In a 2010 report, the Canadian Task Force on Financial Literacy defined financial literacy as "having the knowledge, skills and confidence to make responsible financial decisions." Over the past ten years, Question Retraite, a non-profit organization whose purpose is to promote financial security in retirement, has carried out a number of surveys that paint a dark picture of Quebeckers' financial literacy. Let's take a look at the situation using the various aspects of the definition.
Quebeckers think they are well versed, but...
Knowledge is the cornerstone of financial literacy. And yet, it is difficult to incite individuals to acquire knowledge on financial planning for retirement. This is especially true in the case of young people for whom retirement still seems a distant dream. The challenge is even greater given that a major portion of the population consider themselves sufficiently informed about the topic. However, the following numbers belie that belief:
Quebeckers say they lack financial skills
- 14% of unretired individuals aged 25 or older are unable to name even a single potential source of retirement income. The source named most often, registered retirement savings plans (RRSPs), was mentioned by a mere 55% of respondents.
- 45% of workers aged 25 to 44 have no idea how much they need to save to maintain their lifestyle in retirement.
- only 34% of workers aged 40 or older are aware of the approximate annual income they could receive in retirement.
Although Quebeckers think they know enough about financial planning for retirement, many do not feel they have the required skills. Only 44% of workers aged 25 or older believe that they could plan for retirement on their own. Less than half of those surveyed said that they had asked for advice.
Moreover, Quebeckers aged 25 or over are prepared to hand over responsibility for their financial security in retirement, as only half those surveyed consider themselves to be mainly responsible for it. According to 39%, the responsibility falls to the government and 11% were of the opinion that the burden was on the employer.
Parents are an important source of information
Knowledge and skill generally help build the third aspect of the definition of financial literacy: self-confidence. The surveys carried out, however, revealed another factor can have a major influence. The future financial behaviour of children is primarily influenced by their parents. Although specialists, advisors, the media and other sources of information do in fact guide people to make sound choices and decisions, children will follow their parents' lead when it comes to taking concrete steps toward financial planning. Despite this, parents remain hesitant to discuss finances with their children. One-fifth of workers aged 25 to 64 stated that their parents often discussed money issues or personal finances in their presence. However, for 21% of those polled, such conversations only occurred occasionally.

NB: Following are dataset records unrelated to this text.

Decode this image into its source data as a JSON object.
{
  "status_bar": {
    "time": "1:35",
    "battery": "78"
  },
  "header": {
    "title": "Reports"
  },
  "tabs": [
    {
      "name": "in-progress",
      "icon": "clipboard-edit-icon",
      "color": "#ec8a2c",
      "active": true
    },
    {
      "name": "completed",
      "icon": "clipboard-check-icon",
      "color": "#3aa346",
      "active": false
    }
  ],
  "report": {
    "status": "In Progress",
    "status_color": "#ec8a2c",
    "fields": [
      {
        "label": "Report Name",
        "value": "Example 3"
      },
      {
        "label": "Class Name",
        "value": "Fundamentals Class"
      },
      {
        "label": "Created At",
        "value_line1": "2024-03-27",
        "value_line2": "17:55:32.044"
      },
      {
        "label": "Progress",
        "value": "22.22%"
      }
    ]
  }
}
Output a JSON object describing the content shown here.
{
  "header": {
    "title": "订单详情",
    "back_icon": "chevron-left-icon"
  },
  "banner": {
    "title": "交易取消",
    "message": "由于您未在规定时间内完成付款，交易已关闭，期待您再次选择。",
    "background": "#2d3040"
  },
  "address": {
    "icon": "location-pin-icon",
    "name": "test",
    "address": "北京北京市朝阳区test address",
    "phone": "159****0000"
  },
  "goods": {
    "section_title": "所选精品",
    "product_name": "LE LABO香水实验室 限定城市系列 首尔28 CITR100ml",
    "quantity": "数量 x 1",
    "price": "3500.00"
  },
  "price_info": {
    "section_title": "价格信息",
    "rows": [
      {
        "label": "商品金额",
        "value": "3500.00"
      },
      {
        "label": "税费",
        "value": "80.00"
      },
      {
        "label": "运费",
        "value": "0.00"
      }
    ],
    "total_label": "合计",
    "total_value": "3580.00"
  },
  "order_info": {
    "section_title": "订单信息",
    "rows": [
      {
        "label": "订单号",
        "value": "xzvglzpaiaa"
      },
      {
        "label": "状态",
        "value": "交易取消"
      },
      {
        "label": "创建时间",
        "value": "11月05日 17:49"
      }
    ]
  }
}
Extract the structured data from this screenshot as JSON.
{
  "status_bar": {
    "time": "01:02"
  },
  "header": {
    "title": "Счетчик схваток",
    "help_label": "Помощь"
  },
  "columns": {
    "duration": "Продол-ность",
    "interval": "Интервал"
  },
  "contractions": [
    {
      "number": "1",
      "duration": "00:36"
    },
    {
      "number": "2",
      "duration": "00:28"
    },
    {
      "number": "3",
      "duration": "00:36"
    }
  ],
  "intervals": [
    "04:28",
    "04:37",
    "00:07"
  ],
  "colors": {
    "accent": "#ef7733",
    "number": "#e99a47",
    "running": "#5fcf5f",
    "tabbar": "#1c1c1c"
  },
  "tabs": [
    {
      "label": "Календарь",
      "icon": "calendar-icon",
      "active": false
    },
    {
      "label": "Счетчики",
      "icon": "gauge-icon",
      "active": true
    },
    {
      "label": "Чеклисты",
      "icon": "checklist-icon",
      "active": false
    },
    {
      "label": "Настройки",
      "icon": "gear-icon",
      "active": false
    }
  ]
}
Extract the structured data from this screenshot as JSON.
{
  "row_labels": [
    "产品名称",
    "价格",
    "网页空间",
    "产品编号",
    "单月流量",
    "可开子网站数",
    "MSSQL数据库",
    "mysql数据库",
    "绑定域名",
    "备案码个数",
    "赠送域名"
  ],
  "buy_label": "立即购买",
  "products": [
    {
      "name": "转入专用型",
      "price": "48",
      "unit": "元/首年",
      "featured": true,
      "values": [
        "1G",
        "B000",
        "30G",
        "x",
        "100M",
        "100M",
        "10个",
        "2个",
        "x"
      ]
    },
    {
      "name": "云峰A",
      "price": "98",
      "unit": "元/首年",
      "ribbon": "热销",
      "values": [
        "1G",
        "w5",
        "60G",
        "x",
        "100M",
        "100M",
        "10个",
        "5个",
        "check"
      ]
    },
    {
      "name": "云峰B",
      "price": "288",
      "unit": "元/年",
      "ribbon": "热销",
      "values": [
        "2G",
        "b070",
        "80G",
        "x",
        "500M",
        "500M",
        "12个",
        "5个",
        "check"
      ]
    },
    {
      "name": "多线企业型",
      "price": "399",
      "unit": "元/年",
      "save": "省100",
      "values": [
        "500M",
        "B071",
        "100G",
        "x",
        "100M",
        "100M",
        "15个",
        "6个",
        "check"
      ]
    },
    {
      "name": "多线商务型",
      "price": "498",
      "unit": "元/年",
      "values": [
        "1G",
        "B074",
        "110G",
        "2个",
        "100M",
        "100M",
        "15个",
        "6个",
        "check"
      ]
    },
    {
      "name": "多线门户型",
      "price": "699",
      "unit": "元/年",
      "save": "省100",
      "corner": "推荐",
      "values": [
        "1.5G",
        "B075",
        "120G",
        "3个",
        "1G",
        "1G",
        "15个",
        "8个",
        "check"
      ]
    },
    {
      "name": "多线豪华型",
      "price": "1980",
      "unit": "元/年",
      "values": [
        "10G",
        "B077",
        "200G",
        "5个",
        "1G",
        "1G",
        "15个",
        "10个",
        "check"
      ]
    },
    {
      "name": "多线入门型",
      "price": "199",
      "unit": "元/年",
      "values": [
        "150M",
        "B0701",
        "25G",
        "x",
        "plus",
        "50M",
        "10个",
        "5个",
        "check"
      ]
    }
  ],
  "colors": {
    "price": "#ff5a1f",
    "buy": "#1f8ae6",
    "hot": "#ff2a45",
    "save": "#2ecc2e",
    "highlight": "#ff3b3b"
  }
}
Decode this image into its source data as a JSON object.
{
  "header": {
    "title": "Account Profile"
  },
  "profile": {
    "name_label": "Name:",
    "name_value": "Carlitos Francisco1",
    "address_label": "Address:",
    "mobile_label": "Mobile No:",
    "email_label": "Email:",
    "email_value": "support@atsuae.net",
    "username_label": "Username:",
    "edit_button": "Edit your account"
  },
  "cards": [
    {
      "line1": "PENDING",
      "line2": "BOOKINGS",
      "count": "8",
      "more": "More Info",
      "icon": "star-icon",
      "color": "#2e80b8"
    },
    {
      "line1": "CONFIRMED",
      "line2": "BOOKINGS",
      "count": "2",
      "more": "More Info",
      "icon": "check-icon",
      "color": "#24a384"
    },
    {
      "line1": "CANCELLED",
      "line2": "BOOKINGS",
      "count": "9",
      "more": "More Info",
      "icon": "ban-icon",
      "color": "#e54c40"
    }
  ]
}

The situation does seem to be changing for the better: 43% of those in the 55 to 64 year age bracket stated that their parents never discussed the subject in their presence. That proportion dropped to 19% amongst 25 to 34 year olds.
Being a know-it-all can be risky
A significant number of Quebeckers are not conscious of the risks involved with certain behaviours and seem to be little informed of the legislation designed to protect the population.
More than 40% of workers aged 25 to 64 feel that making their own investments involves a slight to moderate degree of risk. Some people are capable of making investments unaided, of course. However, the beliefs concerning knowledge and skills noted above cast doubt on those capabilities.
If presented with guaranteed extraordinary investment yields, more than half of those polled would ask for more information on the offer and 1% would jump at the chance lest it disappear. While 1% may seem minor, as a percentage of nearly 4 million workers, it amounts to a potential 40 000 people being scammed.
Raising awareness about financial planning for retirement is warranted
It is still not easy to convince people to adopt a preventative approach when it comes to financial planning for retirement. The percentage of people with no retirement income objective has been stagnating at roughly 70% for the last 10 years. Less than 40% of workers aged 25 to 64 put savings first and spend the rest, whereas 58% do the opposite. Despite this, Quebeckers are optimistic and confident about their retirement.
Educational messages still have their place in Québec. The trick is getting Quebeckers to listen to them.